▸ **Work request**
Your answer should be the records, restated word for word.

--- The records ---

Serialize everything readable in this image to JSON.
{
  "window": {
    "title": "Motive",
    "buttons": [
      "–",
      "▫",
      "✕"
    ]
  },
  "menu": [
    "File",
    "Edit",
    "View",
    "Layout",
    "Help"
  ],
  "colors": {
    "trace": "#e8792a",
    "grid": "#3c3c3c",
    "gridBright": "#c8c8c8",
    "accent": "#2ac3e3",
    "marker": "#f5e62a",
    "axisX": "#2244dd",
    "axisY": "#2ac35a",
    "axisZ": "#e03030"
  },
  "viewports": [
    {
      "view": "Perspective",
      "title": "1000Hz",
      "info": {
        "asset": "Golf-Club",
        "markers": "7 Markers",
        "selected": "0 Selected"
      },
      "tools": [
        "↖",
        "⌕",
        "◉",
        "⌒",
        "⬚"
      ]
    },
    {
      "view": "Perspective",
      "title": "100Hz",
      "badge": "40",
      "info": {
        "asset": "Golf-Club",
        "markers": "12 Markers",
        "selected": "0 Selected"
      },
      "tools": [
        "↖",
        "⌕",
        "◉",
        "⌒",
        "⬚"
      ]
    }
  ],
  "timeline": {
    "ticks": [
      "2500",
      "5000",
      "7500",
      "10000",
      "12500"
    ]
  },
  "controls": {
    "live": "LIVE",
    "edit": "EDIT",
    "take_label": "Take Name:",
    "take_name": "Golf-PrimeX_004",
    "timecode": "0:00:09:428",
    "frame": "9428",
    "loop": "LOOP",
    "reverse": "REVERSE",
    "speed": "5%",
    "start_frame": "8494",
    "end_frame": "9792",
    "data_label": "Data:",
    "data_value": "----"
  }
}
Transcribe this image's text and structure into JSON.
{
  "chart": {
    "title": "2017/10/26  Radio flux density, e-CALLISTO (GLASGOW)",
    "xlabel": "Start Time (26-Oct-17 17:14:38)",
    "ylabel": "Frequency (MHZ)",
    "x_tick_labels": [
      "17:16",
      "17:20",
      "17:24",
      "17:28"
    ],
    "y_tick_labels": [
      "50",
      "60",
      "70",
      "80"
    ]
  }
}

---

▸ **Answer below**
Serialize everything readable in this image to JSON.
{
  "window": {
    "title": "Motive",
    "buttons": [
      "–",
      "▫",
      "✕"
    ]
  },
  "menu": [
    "File",
    "Edit",
    "View",
    "Layout",
    "Help"
  ],
  "colors": {
    "trace": "#e8792a",
    "grid": "#3c3c3c",
    "gridBright": "#c8c8c8",
    "accent": "#2ac3e3",
    "marker": "#f5e62a",
    "axisX": "#2244dd",
    "axisY": "#2ac35a",
    "axisZ": "#e03030"
  },
  "viewports": [
    {
      "view": "Perspective",
      "title": "1000Hz",
      "info": {
        "asset": "Golf-Club",
        "markers": "7 Markers",
        "selected": "0 Selected"
      },
      "tools": [
        "↖",
        "⌕",
        "◉",
        "⌒",
        "⬚"
      ]
    },
    {
      "view": "Perspective",
      "title": "100Hz",
      "badge": "40",
      "info": {
        "asset": "Golf-Club",
        "markers": "12 Markers",
        "selected": "0 Selected"
      },
      "tools": [
        "↖",
        "⌕",
        "◉",
        "⌒",
        "⬚"
      ]
    }
  ],
  "timeline": {
    "ticks": [
      "2500",
      "5000",
      "7500",
      "10000",
      "12500"
    ]
  },
  "controls": {
    "live": "LIVE",
    "edit": "EDIT",
    "take_label": "Take Name:",
    "take_name": "Golf-PrimeX_004",
    "timecode": "0:00:09:428",
    "frame": "9428",
    "loop": "LOOP",
    "reverse": "REVERSE",
    "speed": "5%",
    "start_frame": "8494",
    "end_frame": "9792",
    "data_label": "Data:",
    "data_value": "----"
  }
}
Transcribe this image's text and structure into JSON.
{
  "chart": {
    "title": "2017/10/26  Radio flux density, e-CALLISTO (GLASGOW)",
    "xlabel": "Start Time (26-Oct-17 17:14:38)",
    "ylabel": "Frequency (MHZ)",
    "x_tick_labels": [
      "17:16",
      "17:20",
      "17:24",
      "17:28"
    ],
    "y_tick_labels": [
      "50",
      "60",
      "70",
      "80"
    ]
  }
}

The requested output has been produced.